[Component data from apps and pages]
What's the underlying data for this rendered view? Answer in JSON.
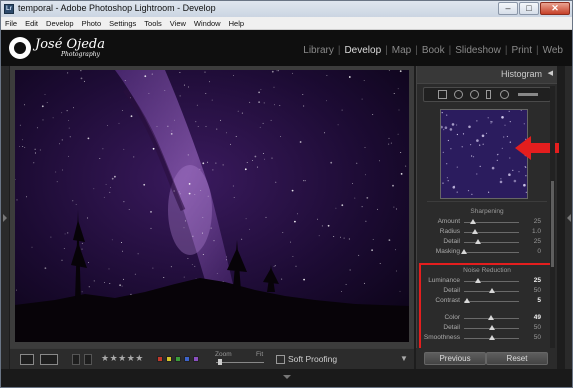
{
  "window": {
    "title": "temporal - Adobe Photoshop Lightroom - Develop",
    "app_icon_label": "Lr",
    "minimize_glyph": "–",
    "maximize_glyph": "□",
    "close_glyph": "✕"
  },
  "menubar": [
    "File",
    "Edit",
    "Develop",
    "Photo",
    "Settings",
    "Tools",
    "View",
    "Window",
    "Help"
  ],
  "identity_plate": {
    "name": "José Ojeda",
    "subtitle": "Photography"
  },
  "modules": [
    {
      "label": "Library",
      "active": false
    },
    {
      "label": "Develop",
      "active": true
    },
    {
      "label": "Map",
      "active": false
    },
    {
      "label": "Book",
      "active": false
    },
    {
      "label": "Slideshow",
      "active": false
    },
    {
      "label": "Print",
      "active": false
    },
    {
      "label": "Web",
      "active": false
    }
  ],
  "module_separator": "|",
  "panel": {
    "title": "Histogram",
    "collapse_glyph": "◀",
    "sharpening": {
      "title": "Sharpening",
      "rows": [
        {
          "label": "Amount",
          "value": "25",
          "level": 0.17
        },
        {
          "label": "Radius",
          "value": "1.0",
          "level": 0.2
        },
        {
          "label": "Detail",
          "value": "25",
          "level": 0.25
        },
        {
          "label": "Masking",
          "value": "0",
          "level": 0.0
        }
      ]
    },
    "noise_reduction": {
      "title": "Noise Reduction",
      "luminance": [
        {
          "label": "Luminance",
          "value": "25",
          "level": 0.25,
          "bright": true
        },
        {
          "label": "Detail",
          "value": "50",
          "level": 0.5,
          "bright": false
        },
        {
          "label": "Contrast",
          "value": "5",
          "level": 0.05,
          "bright": true
        }
      ],
      "color": [
        {
          "label": "Color",
          "value": "49",
          "level": 0.49,
          "bright": true
        },
        {
          "label": "Detail",
          "value": "50",
          "level": 0.5,
          "bright": false
        },
        {
          "label": "Smoothness",
          "value": "50",
          "level": 0.5,
          "bright": false
        }
      ]
    }
  },
  "toolbar": {
    "stars": "★★★★★",
    "zoom_label": "Zoom",
    "fit_label": "Fit",
    "soft_proofing_label": "Soft Proofing",
    "menu_glyph": "▼",
    "color_labels": [
      "#c0392b",
      "#d4c52a",
      "#3a9c3a",
      "#3d63c9",
      "#8a4fc0"
    ]
  },
  "buttons": {
    "previous": "Previous",
    "reset": "Reset"
  },
  "colors": {
    "highlight": "#e41e1e",
    "arrow": "#e41e1e"
  }
}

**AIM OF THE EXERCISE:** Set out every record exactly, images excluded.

**RESPONSE TO THE EXERCISE:**
What's the underlying data for this rendered view? Answer in JSON.
{
  "window": {
    "title": "temporal - Adobe Photoshop Lightroom - Develop",
    "app_icon_label": "Lr",
    "minimize_glyph": "–",
    "maximize_glyph": "□",
    "close_glyph": "✕"
  },
  "menubar": [
    "File",
    "Edit",
    "Develop",
    "Photo",
    "Settings",
    "Tools",
    "View",
    "Window",
    "Help"
  ],
  "identity_plate": {
    "name": "José Ojeda",
    "subtitle": "Photography"
  },
  "modules": [
    {
      "label": "Library",
      "active": false
    },
    {
      "label": "Develop",
      "active": true
    },
    {
      "label": "Map",
      "active": false
    },
    {
      "label": "Book",
      "active": false
    },
    {
      "label": "Slideshow",
      "active": false
    },
    {
      "label": "Print",
      "active": false
    },
    {
      "label": "Web",
      "active": false
    }
  ],
  "module_separator": "|",
  "panel": {
    "title": "Histogram",
    "collapse_glyph": "◀",
    "sharpening": {
      "title": "Sharpening",
      "rows": [
        {
          "label": "Amount",
          "value": "25",
          "level": 0.17
        },
        {
          "label": "Radius",
          "value": "1.0",
          "level": 0.2
        },
        {
          "label": "Detail",
          "value": "25",
          "level": 0.25
        },
        {
          "label": "Masking",
          "value": "0",
          "level": 0.0
        }
      ]
    },
    "noise_reduction": {
      "title": "Noise Reduction",
      "luminance": [
        {
          "label": "Luminance",
          "value": "25",
          "level": 0.25,
          "bright": true
        },
        {
          "label": "Detail",
          "value": "50",
          "level": 0.5,
          "bright": false
        },
        {
          "label": "Contrast",
          "value": "5",
          "level": 0.05,
          "bright": true
        }
      ],
      "color": [
        {
          "label": "Color",
          "value": "49",
          "level": 0.49,
          "bright": true
        },
        {
          "label": "Detail",
          "value": "50",
          "level": 0.5,
          "bright": false
        },
        {
          "label": "Smoothness",
          "value": "50",
          "level": 0.5,
          "bright": false
        }
      ]
    }
  },
  "toolbar": {
    "stars": "★★★★★",
    "zoom_label": "Zoom",
    "fit_label": "Fit",
    "soft_proofing_label": "Soft Proofing",
    "menu_glyph": "▼",
    "color_labels": [
      "#c0392b",
      "#d4c52a",
      "#3a9c3a",
      "#3d63c9",
      "#8a4fc0"
    ]
  },
  "buttons": {
    "previous": "Previous",
    "reset": "Reset"
  },
  "colors": {
    "highlight": "#e41e1e",
    "arrow": "#e41e1e"
  }
}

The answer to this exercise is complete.